(PROVIDED MATERIAL):
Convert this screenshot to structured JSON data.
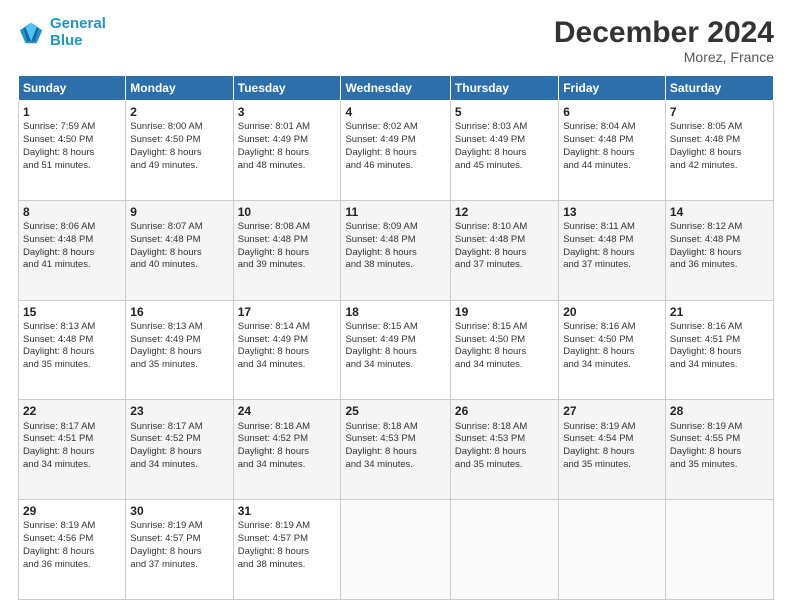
{
  "logo": {
    "line1": "General",
    "line2": "Blue"
  },
  "header": {
    "title": "December 2024",
    "subtitle": "Morez, France"
  },
  "days_of_week": [
    "Sunday",
    "Monday",
    "Tuesday",
    "Wednesday",
    "Thursday",
    "Friday",
    "Saturday"
  ],
  "weeks": [
    [
      {
        "day": "1",
        "info": "Sunrise: 7:59 AM\nSunset: 4:50 PM\nDaylight: 8 hours\nand 51 minutes."
      },
      {
        "day": "2",
        "info": "Sunrise: 8:00 AM\nSunset: 4:50 PM\nDaylight: 8 hours\nand 49 minutes."
      },
      {
        "day": "3",
        "info": "Sunrise: 8:01 AM\nSunset: 4:49 PM\nDaylight: 8 hours\nand 48 minutes."
      },
      {
        "day": "4",
        "info": "Sunrise: 8:02 AM\nSunset: 4:49 PM\nDaylight: 8 hours\nand 46 minutes."
      },
      {
        "day": "5",
        "info": "Sunrise: 8:03 AM\nSunset: 4:49 PM\nDaylight: 8 hours\nand 45 minutes."
      },
      {
        "day": "6",
        "info": "Sunrise: 8:04 AM\nSunset: 4:48 PM\nDaylight: 8 hours\nand 44 minutes."
      },
      {
        "day": "7",
        "info": "Sunrise: 8:05 AM\nSunset: 4:48 PM\nDaylight: 8 hours\nand 42 minutes."
      }
    ],
    [
      {
        "day": "8",
        "info": "Sunrise: 8:06 AM\nSunset: 4:48 PM\nDaylight: 8 hours\nand 41 minutes."
      },
      {
        "day": "9",
        "info": "Sunrise: 8:07 AM\nSunset: 4:48 PM\nDaylight: 8 hours\nand 40 minutes."
      },
      {
        "day": "10",
        "info": "Sunrise: 8:08 AM\nSunset: 4:48 PM\nDaylight: 8 hours\nand 39 minutes."
      },
      {
        "day": "11",
        "info": "Sunrise: 8:09 AM\nSunset: 4:48 PM\nDaylight: 8 hours\nand 38 minutes."
      },
      {
        "day": "12",
        "info": "Sunrise: 8:10 AM\nSunset: 4:48 PM\nDaylight: 8 hours\nand 37 minutes."
      },
      {
        "day": "13",
        "info": "Sunrise: 8:11 AM\nSunset: 4:48 PM\nDaylight: 8 hours\nand 37 minutes."
      },
      {
        "day": "14",
        "info": "Sunrise: 8:12 AM\nSunset: 4:48 PM\nDaylight: 8 hours\nand 36 minutes."
      }
    ],
    [
      {
        "day": "15",
        "info": "Sunrise: 8:13 AM\nSunset: 4:48 PM\nDaylight: 8 hours\nand 35 minutes."
      },
      {
        "day": "16",
        "info": "Sunrise: 8:13 AM\nSunset: 4:49 PM\nDaylight: 8 hours\nand 35 minutes."
      },
      {
        "day": "17",
        "info": "Sunrise: 8:14 AM\nSunset: 4:49 PM\nDaylight: 8 hours\nand 34 minutes."
      },
      {
        "day": "18",
        "info": "Sunrise: 8:15 AM\nSunset: 4:49 PM\nDaylight: 8 hours\nand 34 minutes."
      },
      {
        "day": "19",
        "info": "Sunrise: 8:15 AM\nSunset: 4:50 PM\nDaylight: 8 hours\nand 34 minutes."
      },
      {
        "day": "20",
        "info": "Sunrise: 8:16 AM\nSunset: 4:50 PM\nDaylight: 8 hours\nand 34 minutes."
      },
      {
        "day": "21",
        "info": "Sunrise: 8:16 AM\nSunset: 4:51 PM\nDaylight: 8 hours\nand 34 minutes."
      }
    ],
    [
      {
        "day": "22",
        "info": "Sunrise: 8:17 AM\nSunset: 4:51 PM\nDaylight: 8 hours\nand 34 minutes."
      },
      {
        "day": "23",
        "info": "Sunrise: 8:17 AM\nSunset: 4:52 PM\nDaylight: 8 hours\nand 34 minutes."
      },
      {
        "day": "24",
        "info": "Sunrise: 8:18 AM\nSunset: 4:52 PM\nDaylight: 8 hours\nand 34 minutes."
      },
      {
        "day": "25",
        "info": "Sunrise: 8:18 AM\nSunset: 4:53 PM\nDaylight: 8 hours\nand 34 minutes."
      },
      {
        "day": "26",
        "info": "Sunrise: 8:18 AM\nSunset: 4:53 PM\nDaylight: 8 hours\nand 35 minutes."
      },
      {
        "day": "27",
        "info": "Sunrise: 8:19 AM\nSunset: 4:54 PM\nDaylight: 8 hours\nand 35 minutes."
      },
      {
        "day": "28",
        "info": "Sunrise: 8:19 AM\nSunset: 4:55 PM\nDaylight: 8 hours\nand 35 minutes."
      }
    ],
    [
      {
        "day": "29",
        "info": "Sunrise: 8:19 AM\nSunset: 4:56 PM\nDaylight: 8 hours\nand 36 minutes."
      },
      {
        "day": "30",
        "info": "Sunrise: 8:19 AM\nSunset: 4:57 PM\nDaylight: 8 hours\nand 37 minutes."
      },
      {
        "day": "31",
        "info": "Sunrise: 8:19 AM\nSunset: 4:57 PM\nDaylight: 8 hours\nand 38 minutes."
      },
      null,
      null,
      null,
      null
    ]
  ]
}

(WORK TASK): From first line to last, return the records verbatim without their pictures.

(EXERCISE RESULT):
Convert this screenshot to structured JSON data.
{
  "logo": {
    "line1": "General",
    "line2": "Blue"
  },
  "header": {
    "title": "December 2024",
    "subtitle": "Morez, France"
  },
  "days_of_week": [
    "Sunday",
    "Monday",
    "Tuesday",
    "Wednesday",
    "Thursday",
    "Friday",
    "Saturday"
  ],
  "weeks": [
    [
      {
        "day": "1",
        "info": "Sunrise: 7:59 AM\nSunset: 4:50 PM\nDaylight: 8 hours\nand 51 minutes."
      },
      {
        "day": "2",
        "info": "Sunrise: 8:00 AM\nSunset: 4:50 PM\nDaylight: 8 hours\nand 49 minutes."
      },
      {
        "day": "3",
        "info": "Sunrise: 8:01 AM\nSunset: 4:49 PM\nDaylight: 8 hours\nand 48 minutes."
      },
      {
        "day": "4",
        "info": "Sunrise: 8:02 AM\nSunset: 4:49 PM\nDaylight: 8 hours\nand 46 minutes."
      },
      {
        "day": "5",
        "info": "Sunrise: 8:03 AM\nSunset: 4:49 PM\nDaylight: 8 hours\nand 45 minutes."
      },
      {
        "day": "6",
        "info": "Sunrise: 8:04 AM\nSunset: 4:48 PM\nDaylight: 8 hours\nand 44 minutes."
      },
      {
        "day": "7",
        "info": "Sunrise: 8:05 AM\nSunset: 4:48 PM\nDaylight: 8 hours\nand 42 minutes."
      }
    ],
    [
      {
        "day": "8",
        "info": "Sunrise: 8:06 AM\nSunset: 4:48 PM\nDaylight: 8 hours\nand 41 minutes."
      },
      {
        "day": "9",
        "info": "Sunrise: 8:07 AM\nSunset: 4:48 PM\nDaylight: 8 hours\nand 40 minutes."
      },
      {
        "day": "10",
        "info": "Sunrise: 8:08 AM\nSunset: 4:48 PM\nDaylight: 8 hours\nand 39 minutes."
      },
      {
        "day": "11",
        "info": "Sunrise: 8:09 AM\nSunset: 4:48 PM\nDaylight: 8 hours\nand 38 minutes."
      },
      {
        "day": "12",
        "info": "Sunrise: 8:10 AM\nSunset: 4:48 PM\nDaylight: 8 hours\nand 37 minutes."
      },
      {
        "day": "13",
        "info": "Sunrise: 8:11 AM\nSunset: 4:48 PM\nDaylight: 8 hours\nand 37 minutes."
      },
      {
        "day": "14",
        "info": "Sunrise: 8:12 AM\nSunset: 4:48 PM\nDaylight: 8 hours\nand 36 minutes."
      }
    ],
    [
      {
        "day": "15",
        "info": "Sunrise: 8:13 AM\nSunset: 4:48 PM\nDaylight: 8 hours\nand 35 minutes."
      },
      {
        "day": "16",
        "info": "Sunrise: 8:13 AM\nSunset: 4:49 PM\nDaylight: 8 hours\nand 35 minutes."
      },
      {
        "day": "17",
        "info": "Sunrise: 8:14 AM\nSunset: 4:49 PM\nDaylight: 8 hours\nand 34 minutes."
      },
      {
        "day": "18",
        "info": "Sunrise: 8:15 AM\nSunset: 4:49 PM\nDaylight: 8 hours\nand 34 minutes."
      },
      {
        "day": "19",
        "info": "Sunrise: 8:15 AM\nSunset: 4:50 PM\nDaylight: 8 hours\nand 34 minutes."
      },
      {
        "day": "20",
        "info": "Sunrise: 8:16 AM\nSunset: 4:50 PM\nDaylight: 8 hours\nand 34 minutes."
      },
      {
        "day": "21",
        "info": "Sunrise: 8:16 AM\nSunset: 4:51 PM\nDaylight: 8 hours\nand 34 minutes."
      }
    ],
    [
      {
        "day": "22",
        "info": "Sunrise: 8:17 AM\nSunset: 4:51 PM\nDaylight: 8 hours\nand 34 minutes."
      },
      {
        "day": "23",
        "info": "Sunrise: 8:17 AM\nSunset: 4:52 PM\nDaylight: 8 hours\nand 34 minutes."
      },
      {
        "day": "24",
        "info": "Sunrise: 8:18 AM\nSunset: 4:52 PM\nDaylight: 8 hours\nand 34 minutes."
      },
      {
        "day": "25",
        "info": "Sunrise: 8:18 AM\nSunset: 4:53 PM\nDaylight: 8 hours\nand 34 minutes."
      },
      {
        "day": "26",
        "info": "Sunrise: 8:18 AM\nSunset: 4:53 PM\nDaylight: 8 hours\nand 35 minutes."
      },
      {
        "day": "27",
        "info": "Sunrise: 8:19 AM\nSunset: 4:54 PM\nDaylight: 8 hours\nand 35 minutes."
      },
      {
        "day": "28",
        "info": "Sunrise: 8:19 AM\nSunset: 4:55 PM\nDaylight: 8 hours\nand 35 minutes."
      }
    ],
    [
      {
        "day": "29",
        "info": "Sunrise: 8:19 AM\nSunset: 4:56 PM\nDaylight: 8 hours\nand 36 minutes."
      },
      {
        "day": "30",
        "info": "Sunrise: 8:19 AM\nSunset: 4:57 PM\nDaylight: 8 hours\nand 37 minutes."
      },
      {
        "day": "31",
        "info": "Sunrise: 8:19 AM\nSunset: 4:57 PM\nDaylight: 8 hours\nand 38 minutes."
      },
      null,
      null,
      null,
      null
    ]
  ]
}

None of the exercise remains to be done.